Today the last chapter of Madison's story was written. She is no longer working hard for every breath, wondering why she does not feel so good. She has joined her siblings across the Rainbow Bridge.
But perhaps her story has an epilogue. Maddie's condition, which has been well documented, caught the attention of the excellent veterinarians at the NCSU College of Veterinary Medicine. With her records, those of her sister Tuscon, and those of Patience's pups and another litter in Pittsboro, they are going to publish a paper. Maybe this will help advance the topic of virally induced congestive heart failure in pups.
I smile to think of how happy Madison was this last month. After the last Updates that I posted about her, she did very well. She had one bout with shortness of breath, and the vets kept her overnight to get her stabilized and run tests. We changed her dosages and added one med (5 medications and 4 nutriceuticals) and she came home to her friends. Aida and I wrestled with the choice - do we keep her completely calm to help her heart and lungs, or do we let her be a happy puppy for the time she has left? Well, mostly both. We kept her times of high activity to a minimum, but let her be all the puppy she could be.
And she was. http://www.youtube.com/watch?
She hung off of Roscoe's jowels, and he played along. She did her best to convince the grumpy old Husky Kiko that play is a good thing (can't blame Kiko, though, as she is recovering from cruciate ligament repair). Gabriel was happy to roll on his back or play bow if she insisted that it was his turn. She even claimed a coveted spot on The Bed.
Maddie knew her name, and would come running if you called, body wagging. She loved her people. Especially Maia, who seemed to be the world's best chew toy.
She was one happy pup. Until last night. She started having problems breathing, and you could just see in her eyes today that she was not feeling well. We had an appointment with the vet to check on her status today, so that timing was good.
The news on the check up was not. The arythmia was much, much worse, and it was clear that the errant beats were being triggered from multiple locations. Her heart was even bigger, and now there was fluid leaking from her heart too. Maybe some time with lasix by IV would ease things for a day or two, but the story was clear. Madison's heart was not able to do the job her body needed it to do, and never would. She was not comfortable, and never would be again.

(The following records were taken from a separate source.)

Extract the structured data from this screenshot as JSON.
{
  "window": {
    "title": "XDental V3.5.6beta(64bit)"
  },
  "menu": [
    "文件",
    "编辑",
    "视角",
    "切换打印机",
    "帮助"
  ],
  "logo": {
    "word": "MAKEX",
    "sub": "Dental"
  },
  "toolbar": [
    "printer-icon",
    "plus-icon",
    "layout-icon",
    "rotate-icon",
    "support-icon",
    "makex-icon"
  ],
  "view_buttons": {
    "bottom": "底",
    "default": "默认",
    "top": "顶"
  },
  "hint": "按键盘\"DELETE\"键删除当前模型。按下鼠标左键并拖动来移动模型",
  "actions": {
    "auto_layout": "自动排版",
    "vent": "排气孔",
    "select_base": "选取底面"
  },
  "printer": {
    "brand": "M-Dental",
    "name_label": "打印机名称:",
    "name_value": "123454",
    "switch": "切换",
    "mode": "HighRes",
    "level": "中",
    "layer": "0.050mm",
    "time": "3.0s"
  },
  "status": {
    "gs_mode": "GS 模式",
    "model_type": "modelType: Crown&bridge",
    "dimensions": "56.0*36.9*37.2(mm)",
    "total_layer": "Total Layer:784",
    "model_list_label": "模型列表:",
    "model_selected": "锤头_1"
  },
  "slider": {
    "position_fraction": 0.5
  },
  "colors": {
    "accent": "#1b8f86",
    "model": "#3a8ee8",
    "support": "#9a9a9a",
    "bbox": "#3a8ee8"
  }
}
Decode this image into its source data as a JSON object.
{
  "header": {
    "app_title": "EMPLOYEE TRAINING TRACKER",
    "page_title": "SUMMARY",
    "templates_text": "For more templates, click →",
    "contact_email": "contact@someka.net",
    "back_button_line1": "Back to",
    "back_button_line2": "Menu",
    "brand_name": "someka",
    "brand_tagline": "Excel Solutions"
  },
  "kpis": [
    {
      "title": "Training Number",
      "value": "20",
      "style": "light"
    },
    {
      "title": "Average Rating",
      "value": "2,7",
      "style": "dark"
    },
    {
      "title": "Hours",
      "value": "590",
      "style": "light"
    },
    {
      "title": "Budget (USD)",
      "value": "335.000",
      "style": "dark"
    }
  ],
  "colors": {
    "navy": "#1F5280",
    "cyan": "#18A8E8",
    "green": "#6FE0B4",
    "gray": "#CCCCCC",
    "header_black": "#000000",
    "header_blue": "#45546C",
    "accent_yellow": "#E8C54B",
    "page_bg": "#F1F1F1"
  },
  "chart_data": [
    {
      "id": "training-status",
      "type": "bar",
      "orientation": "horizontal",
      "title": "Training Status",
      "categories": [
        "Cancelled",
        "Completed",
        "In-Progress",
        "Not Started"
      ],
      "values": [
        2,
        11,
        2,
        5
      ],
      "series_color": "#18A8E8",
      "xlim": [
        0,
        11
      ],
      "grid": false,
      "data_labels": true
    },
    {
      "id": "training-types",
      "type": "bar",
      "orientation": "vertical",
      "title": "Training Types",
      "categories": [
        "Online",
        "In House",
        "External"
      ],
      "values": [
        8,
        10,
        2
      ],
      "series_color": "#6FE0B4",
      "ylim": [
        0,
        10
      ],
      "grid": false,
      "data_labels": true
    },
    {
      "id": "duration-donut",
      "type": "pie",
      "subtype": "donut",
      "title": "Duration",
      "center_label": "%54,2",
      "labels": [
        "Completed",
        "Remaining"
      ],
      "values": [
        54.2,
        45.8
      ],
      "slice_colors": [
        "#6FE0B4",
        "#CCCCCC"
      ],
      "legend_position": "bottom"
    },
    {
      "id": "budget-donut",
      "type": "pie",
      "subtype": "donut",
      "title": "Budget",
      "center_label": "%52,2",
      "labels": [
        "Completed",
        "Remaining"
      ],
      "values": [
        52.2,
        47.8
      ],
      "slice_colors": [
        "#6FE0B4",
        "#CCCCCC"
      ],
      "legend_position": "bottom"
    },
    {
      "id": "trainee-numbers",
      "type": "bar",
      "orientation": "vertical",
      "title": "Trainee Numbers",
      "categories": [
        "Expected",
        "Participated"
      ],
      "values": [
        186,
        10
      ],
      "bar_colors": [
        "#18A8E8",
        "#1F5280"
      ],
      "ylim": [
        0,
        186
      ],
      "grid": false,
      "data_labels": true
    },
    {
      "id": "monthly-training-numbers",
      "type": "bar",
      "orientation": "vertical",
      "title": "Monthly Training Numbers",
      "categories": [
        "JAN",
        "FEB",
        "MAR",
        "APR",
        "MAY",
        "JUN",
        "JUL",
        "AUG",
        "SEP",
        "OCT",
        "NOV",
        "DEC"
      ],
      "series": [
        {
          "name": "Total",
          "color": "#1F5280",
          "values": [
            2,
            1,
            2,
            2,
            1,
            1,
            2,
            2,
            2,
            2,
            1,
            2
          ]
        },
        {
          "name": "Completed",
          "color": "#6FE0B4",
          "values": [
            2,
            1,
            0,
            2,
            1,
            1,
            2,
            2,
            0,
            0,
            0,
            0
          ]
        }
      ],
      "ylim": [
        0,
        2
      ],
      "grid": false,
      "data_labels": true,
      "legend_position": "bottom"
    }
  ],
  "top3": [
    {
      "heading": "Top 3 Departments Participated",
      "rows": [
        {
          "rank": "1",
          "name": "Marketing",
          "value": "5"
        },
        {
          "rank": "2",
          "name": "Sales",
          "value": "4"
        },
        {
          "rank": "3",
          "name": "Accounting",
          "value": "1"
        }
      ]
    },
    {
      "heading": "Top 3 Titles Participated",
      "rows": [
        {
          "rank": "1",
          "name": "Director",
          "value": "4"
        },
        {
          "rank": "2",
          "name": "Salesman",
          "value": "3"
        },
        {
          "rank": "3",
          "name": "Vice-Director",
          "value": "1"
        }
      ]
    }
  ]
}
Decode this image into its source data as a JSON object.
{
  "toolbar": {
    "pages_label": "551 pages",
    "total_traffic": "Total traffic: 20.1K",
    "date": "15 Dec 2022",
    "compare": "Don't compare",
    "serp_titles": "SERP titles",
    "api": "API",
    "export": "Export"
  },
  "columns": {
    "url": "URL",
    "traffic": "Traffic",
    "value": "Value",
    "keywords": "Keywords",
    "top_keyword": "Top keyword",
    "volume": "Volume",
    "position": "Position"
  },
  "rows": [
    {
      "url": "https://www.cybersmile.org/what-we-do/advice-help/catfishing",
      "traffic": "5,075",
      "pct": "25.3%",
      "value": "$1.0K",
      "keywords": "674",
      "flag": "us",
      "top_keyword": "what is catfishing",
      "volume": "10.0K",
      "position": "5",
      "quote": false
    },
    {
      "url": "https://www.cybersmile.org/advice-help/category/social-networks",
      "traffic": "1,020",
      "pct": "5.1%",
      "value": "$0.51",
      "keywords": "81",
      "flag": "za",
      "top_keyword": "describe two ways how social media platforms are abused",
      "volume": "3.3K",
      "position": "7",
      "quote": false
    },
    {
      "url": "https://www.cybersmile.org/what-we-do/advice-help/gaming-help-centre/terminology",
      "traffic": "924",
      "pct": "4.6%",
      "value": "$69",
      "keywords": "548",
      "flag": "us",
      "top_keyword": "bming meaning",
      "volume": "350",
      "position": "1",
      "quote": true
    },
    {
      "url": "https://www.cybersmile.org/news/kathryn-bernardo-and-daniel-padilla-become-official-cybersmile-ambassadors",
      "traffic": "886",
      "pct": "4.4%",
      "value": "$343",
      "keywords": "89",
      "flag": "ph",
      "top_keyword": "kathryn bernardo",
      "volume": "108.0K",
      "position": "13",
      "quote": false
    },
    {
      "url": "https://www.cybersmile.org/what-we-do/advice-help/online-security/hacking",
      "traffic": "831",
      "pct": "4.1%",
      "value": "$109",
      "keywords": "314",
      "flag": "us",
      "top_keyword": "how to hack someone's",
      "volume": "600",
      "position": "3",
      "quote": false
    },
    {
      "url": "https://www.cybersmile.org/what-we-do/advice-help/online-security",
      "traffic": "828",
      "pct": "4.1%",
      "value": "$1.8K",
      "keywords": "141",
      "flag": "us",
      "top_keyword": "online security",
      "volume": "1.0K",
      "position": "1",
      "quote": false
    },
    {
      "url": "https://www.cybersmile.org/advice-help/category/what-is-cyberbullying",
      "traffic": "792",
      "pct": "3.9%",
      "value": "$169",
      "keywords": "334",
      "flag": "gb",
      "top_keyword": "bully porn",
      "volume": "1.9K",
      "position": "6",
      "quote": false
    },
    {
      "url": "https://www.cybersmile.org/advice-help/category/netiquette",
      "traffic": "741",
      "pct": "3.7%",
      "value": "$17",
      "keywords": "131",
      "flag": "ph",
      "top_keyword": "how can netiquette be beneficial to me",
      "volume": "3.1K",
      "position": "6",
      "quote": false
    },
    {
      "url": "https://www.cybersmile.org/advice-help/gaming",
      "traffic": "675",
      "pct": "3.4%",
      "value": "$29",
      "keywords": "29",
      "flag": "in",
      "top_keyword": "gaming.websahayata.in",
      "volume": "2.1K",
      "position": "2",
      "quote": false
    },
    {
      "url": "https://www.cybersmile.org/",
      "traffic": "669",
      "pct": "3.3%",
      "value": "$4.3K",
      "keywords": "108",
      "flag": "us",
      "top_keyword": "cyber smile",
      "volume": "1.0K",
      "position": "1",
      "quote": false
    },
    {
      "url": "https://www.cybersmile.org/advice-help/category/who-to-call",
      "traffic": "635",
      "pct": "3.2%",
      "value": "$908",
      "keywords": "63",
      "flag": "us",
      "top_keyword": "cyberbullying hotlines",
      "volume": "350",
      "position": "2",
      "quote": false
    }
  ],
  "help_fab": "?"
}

The vets and staff at the vet school are wonderful, and it was with the greatest of tenderness that they helped Maddie to breathe easily the last few times. She gave us a few kisses before she closed her eyes.
Play well, sweet sweet Maddie. We will miss you forever.